Students in Scotland Banned from Hospitality Venues this Weekend

Are politicians shifting the blame for their failure to manage the pandemic onto students?

Students in Scotland have been told they will not be able to visit pubs and other hospitality venues this weekend due to an increasing number of coronavirus outbreaks within Scottish universities.

Universities Scotland, the body which represents Scottish institutions, announced the new rules following a meeting with the Scottish Government’s Minister for Higher Education, Richard Lochhead.

The statement reinforces the previous messages which students have been bombarded with, namely the ban on parties and socialising outside of your household bubble. They say that it will be made ‘absolutely clear’ to students that flouting the rules is not acceptable. In the meantime, there have been reports of police being called to student halls to break up social gatherings on multiple occasions.

More controversially, this weekend, students will be required ‘to avoid all socialising outside of their households, and outside of their accommodation.’ The Scottish Government will ask students not to go to bars or other hospitality venues throughout this weekend. Furthermore, extra staff will be deployed at student halls to enforce the regulations, with institutions also liaising with Police Scotland.

Students who break the rules will be subject to a ‘strict “Yellow Card/Red Card”‘ approach, though it was reinforced that institutions would prefer to not have to resort to disciplinary action, preferring to pursue a more amiable approach to enforcement.

Universities Scotland confirmed to Nowadays that despite the broad nature of the initial statement, the rules would only apply to those in university accommodations who are bound by university regulations and not all student households, or indeed, all students. A spokesperson for the organisation told Nowadays that their goal was to ‘reduce any chance of transmission’ as far as possible. They reinforced that the issues lie in student halls and don’t affect those living in private flats. It would also have been nearly impossible to enforce any student-targeted measures within broader society.

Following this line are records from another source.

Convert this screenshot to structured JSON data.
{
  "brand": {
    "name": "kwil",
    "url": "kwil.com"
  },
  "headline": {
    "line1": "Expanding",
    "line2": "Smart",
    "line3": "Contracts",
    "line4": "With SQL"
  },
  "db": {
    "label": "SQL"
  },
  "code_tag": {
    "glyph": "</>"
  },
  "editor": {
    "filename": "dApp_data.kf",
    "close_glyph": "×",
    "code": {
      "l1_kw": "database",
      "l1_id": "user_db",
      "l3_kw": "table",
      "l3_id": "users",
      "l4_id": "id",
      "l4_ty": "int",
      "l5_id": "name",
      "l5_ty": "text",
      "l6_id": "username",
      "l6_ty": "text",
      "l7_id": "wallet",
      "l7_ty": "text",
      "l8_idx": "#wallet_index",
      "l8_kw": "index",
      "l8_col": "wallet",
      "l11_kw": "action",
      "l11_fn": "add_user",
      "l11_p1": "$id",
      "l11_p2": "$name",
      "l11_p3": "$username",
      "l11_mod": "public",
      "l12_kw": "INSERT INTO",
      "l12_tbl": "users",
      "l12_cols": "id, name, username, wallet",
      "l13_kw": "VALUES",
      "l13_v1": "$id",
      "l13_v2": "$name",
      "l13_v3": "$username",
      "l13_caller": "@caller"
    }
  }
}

This comes after multiple outbreaks have hit student halls across the country. The most high profile of these has came at Glasgow University, where over one hundred people have tested positive, with hundreds more now in self-isolation. There have also been outbreaks in Edinburgh, Dundee and Aberdeen.

Richard Lochhead welcomed the announcement calling it a ‘welcome package of additional actions.’ On Twitter tonight Nicola Sturgeon apologised to students for the abnormal start to the academic year, but said the measures were necessary to ‘get the virus back under control’ and pleaded with students ‘to do what’s being asked of you.’

However, others have accused the First Minister of failing to plan for the return of students, arguing that Covid spread was highly predictable when thousands were arriving from across the country, and the world. In the Scottish Parliament today, prior to the measures being announced, Nicola Sturgeon was put under pressure by other political leaders.

The leader of Scottish Labour, Richard Leonard, stated that the surge was ‘entirely predicted’ and bemoaned a lack of testing capacity. The Scottish Conservative’s Holyrood leader Ruth Davidson enquired as to whether routine testing should be implemented for students so they don’t transfer the virus back to their communities. Nicola Sturgeon responded, saying that testing wasn’t the only answer to the problem, and in a pointed rebuke, noted that there was no need to ‘undermine confidence’ in Test and Protect (the Scottish Government’s track and trace scheme) when it was ‘working.’

The rules have caused controversy with students, many of whom feel they are being blamed for spreading the disease when they have faithfully followed the rules. Whilst a small minority may be flaunting the rules, there is no evidence of a mass breakdown in compliance. Young people are also more likely to be in public-facing jobs, and thus more likely to be exposed to the virus.

There has also been confusion today over whether students could return to their homes after they arrived at university. Scotland’s Chief Medical Officer, Jason Leitch, has now confirmed that students cannot return to their parent or guardians’ home, except in certain circumstances because they are classed as a separate household. This raises the question about whether students will be stuck in halls during the Winter holidays, as well as if it is even remotely acceptable for students to be legally stopped returning to their rightful home.

It is important to remember the sense of loss and disappointment that so many young people are feeling because of the diluted university experience that has been provided to them. However, the vast majority realise that that loss is dwarfed by those who have, and will, lose loved ones. Contrary to popular belief, an overwhelming majority of university students have complied with the restrictions. The least that broader society can do is stop the scapegoating students and Government must ensure that any measures are medically justifiable, bearing in mind the mental health effects of students being potentially separated from family until next year.

Are politicians shifting the blame for their failure to manage the pandemic onto students?